“Normally we don’t have to sell” [our services]’ said Jackson. “We have more players on our maps than some AAA games, and that’s because of Fortnite’s scale.”
Brands usually approach Alliance and other agencies, with campaigns they’ve already seen as a starting point.
“Fortnite is instantly recognizable to a large number of people, and has been at the center of the cultural zeitgeist several times since its release,” said Michael Ruffolo, a consultant at The Huxley Group who has worked with Grubhub and marketing agency Outloud Group. to create the Grubhub release cycle. “Add to that, this is a comprehensive toolset that you can make or create anything. It lets you do really crazy things that no other game allows.
Watching sprint and obstacle course games in Fortnite grow in popularity helped inform Grubhub’s activation, Ruffolo said. †[It] created an opportunity to put the player in the role of the delivery man and deliver to their favorite creators,” he added.
Fortnite’s creative agencies believe that making a map is just the beginning; they want each map to have a healthy player base so that the brand message reaches as many players as possible.
“Our job isn’t just to create a virtual place where companies can be represented in the metaverse, it’s to create a unique experience [for] players to enjoy so that the company’s brand can spread with an organic message,” said Hannes Van der Haege, owner of Team Unite. Team Unite teamed up with Gillette to create the Gillette Bed Battles map that allows players to battle in a massive arena. On the map, 200,000 unique players jumped in the first two days of launch.
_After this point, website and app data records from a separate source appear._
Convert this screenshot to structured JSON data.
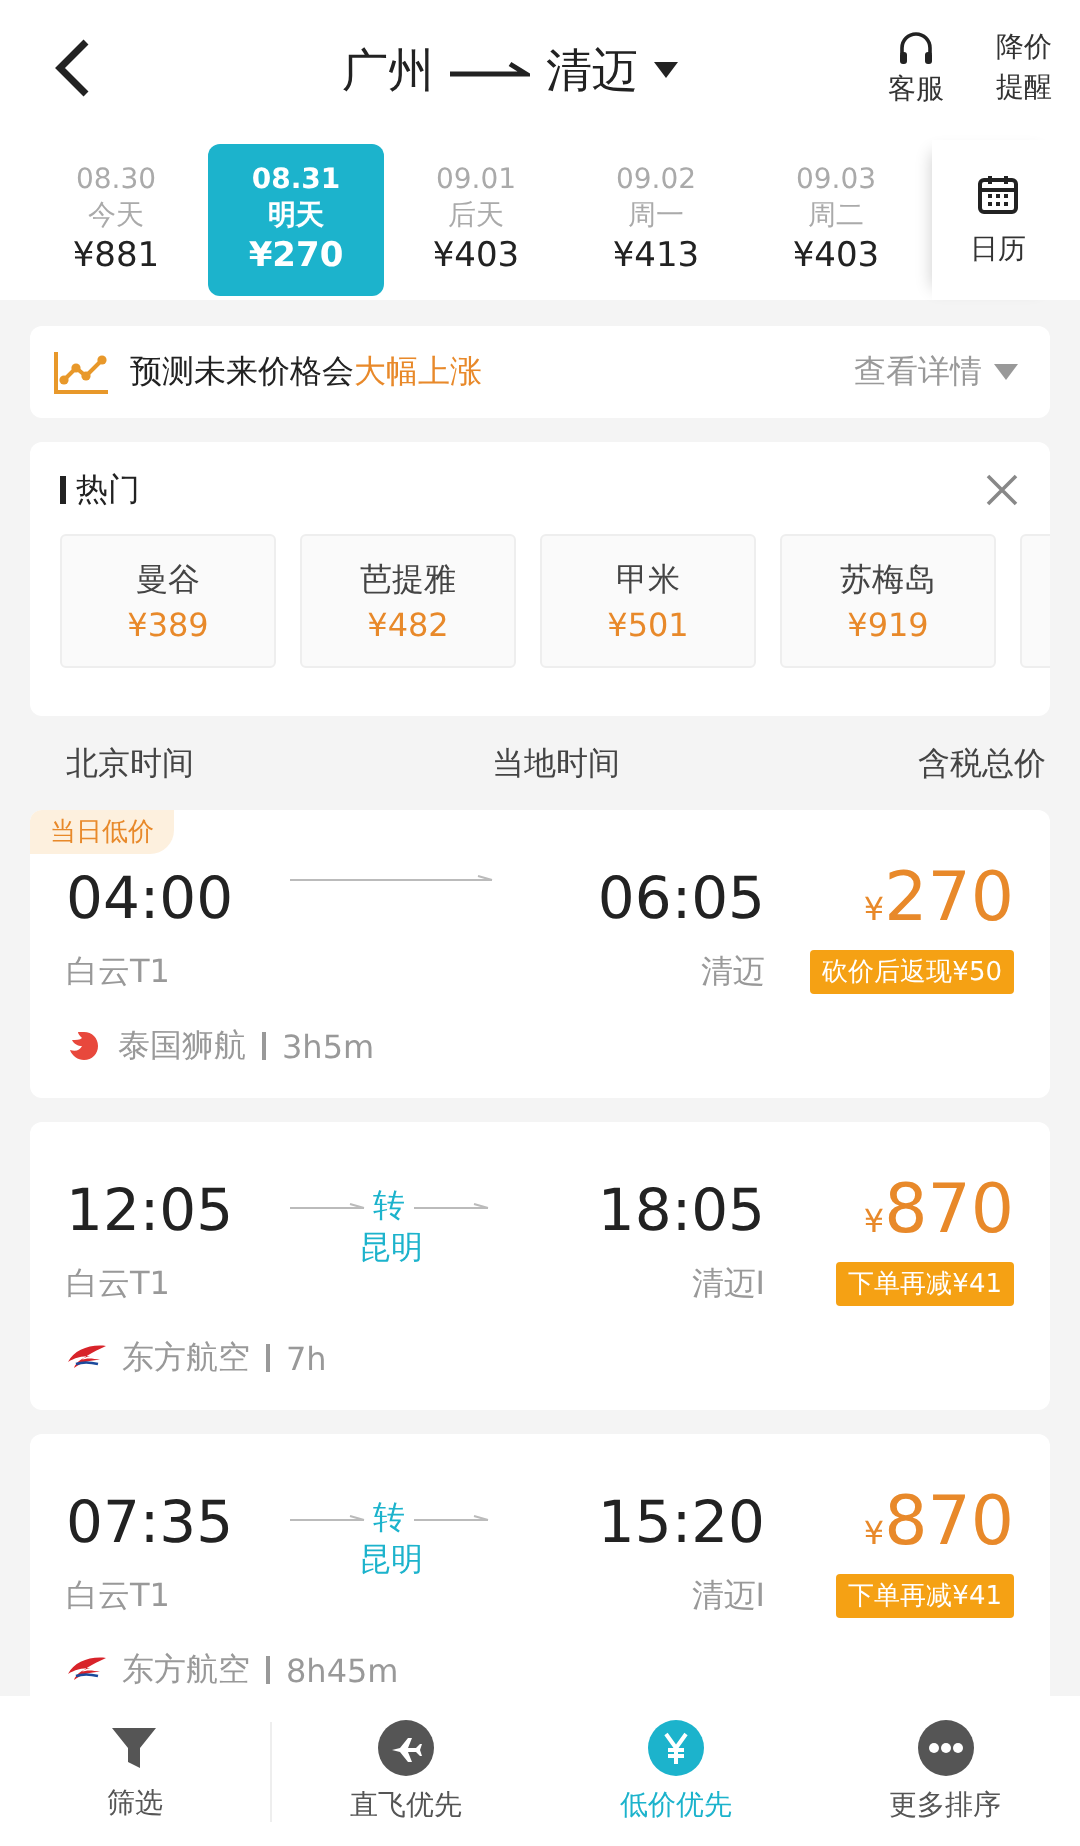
{
  "header": {
    "from": "广州",
    "to": "清迈",
    "actions": [
      {
        "kind": "service",
        "label": "客服"
      },
      {
        "kind": "alert",
        "label": "降价提醒"
      }
    ]
  },
  "dates": [
    {
      "date": "08.30",
      "day": "今天",
      "price": "¥881",
      "selected": false
    },
    {
      "date": "08.31",
      "day": "明天",
      "price": "¥270",
      "selected": true
    },
    {
      "date": "09.01",
      "day": "后天",
      "price": "¥403",
      "selected": false
    },
    {
      "date": "09.02",
      "day": "周一",
      "price": "¥413",
      "selected": false
    },
    {
      "date": "09.03",
      "day": "周二",
      "price": "¥403",
      "selected": false
    }
  ],
  "calendar_label": "日历",
  "forecast": {
    "text": "预测未来价格会**大幅上涨**",
    "link": "查看详情"
  },
  "hot": {
    "title": "热门",
    "items": [
      {
        "city": "曼谷",
        "price": "¥389"
      },
      {
        "city": "芭提雅",
        "price": "¥482"
      },
      {
        "city": "甲米",
        "price": "¥501"
      },
      {
        "city": "苏梅岛",
        "price": "¥919"
      }
    ]
  },
  "columns": [
    "北京时间",
    "当地时间",
    "含税总价"
  ],
  "flights": [
    {
      "tag": "当日低价",
      "depart": "04:00",
      "arrive": "06:05",
      "from_airport": "白云T1",
      "to_airport": "清迈",
      "currency": "¥",
      "price": "270",
      "promo": "砍价后返现¥50",
      "airline": "泰国狮航",
      "kind": "lion",
      "duration": "3h5m"
    },
    {
      "depart": "12:05",
      "arrive": "18:05",
      "from_airport": "白云T1",
      "to_airport": "清迈I",
      "transfer": {
        "label": "转",
        "city": "昆明"
      },
      "currency": "¥",
      "price": "870",
      "promo": "下单再减¥41",
      "airline": "东方航空",
      "kind": "swallow",
      "duration": "7h"
    },
    {
      "depart": "07:35",
      "arrive": "15:20",
      "from_airport": "白云T1",
      "to_airport": "清迈I",
      "transfer": {
        "label": "转",
        "city": "昆明"
      },
      "currency": "¥",
      "price": "870",
      "promo": "下单再减¥41",
      "airline": "东方航空",
      "kind": "swallow",
      "duration": "8h45m"
    }
  ],
  "bottom_nav": [
    {
      "kind": "filter",
      "label": "筛选",
      "selected": false
    },
    {
      "kind": "direct",
      "label": "直飞优先",
      "selected": false
    },
    {
      "kind": "price",
      "label": "低价优先",
      "selected": true
    },
    {
      "kind": "more",
      "label": "更多排序",
      "selected": false
    }
  ]
}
“When measuring the success of sponsored streams or brand integrations on Twitch, most metric brands consider audience share, viewer quality, share of voice, etc.,” said Jaweria Ali, vice president of Gillette Global. “With the Gillette Bed Battles Fortnite map, we can get an extra layer of data on the number of unique players, average play time per player, and daily retention.”
Independent organizations such as Alliance and Zen Creative cannot create their own skins or import their own assets and are limited by Fortnite Creative’s specific toolset. Companies that want to insert their own characters, properties, or brands as assets into Fortnite must work directly with Epic.
“There are obviously limitations in Fortnite Creative,” Jackson said. “But it has grown enormously in the past three years. We tell our brands that there are certain limitations, but we can always create a really cool experience that pops up.
Fortnite Creative evolves as fast as Fortnite, and each update brings with it new gameplay mechanics that can be used to design different types of branded experiences. These changes, along with the upcoming release of Fortnite Creative 2.0, will give agencies more control over how they create brand activations in the virtual space.
Fortnite Creative 2.0 will use Unreal Engine 5, meaning creators can effectively customize the game with their own code. No set release date has been given for Creative’s new iteration, but Epic Games CEO Time Sweeney recently tweeted that Epic Games is already working on the second and third versions of Fortnite’s creator economy and that players should “expect big changes” in 2022.
This new version of Fortnite Creative could expand the types of game genres that these agencies can access. It’s one of many signs that Epic Games is taking the future of the Metaverse seriously. The company recently announced it raised $2 billion in funding to “advance the company’s vision of building the metaverse,” and Fortnite Creative and its future iterations will play a key role in that vision by empowering more brands and creators. help to use a deeper set. of tools to create more complex experiences.
“Every brand we’ve worked with has asked questions about 2.0,” said Alliance Artistic Director Simon Bell. “Brands will explode again once it launches. They are interested in possible extensions that will be included in version 2.0. †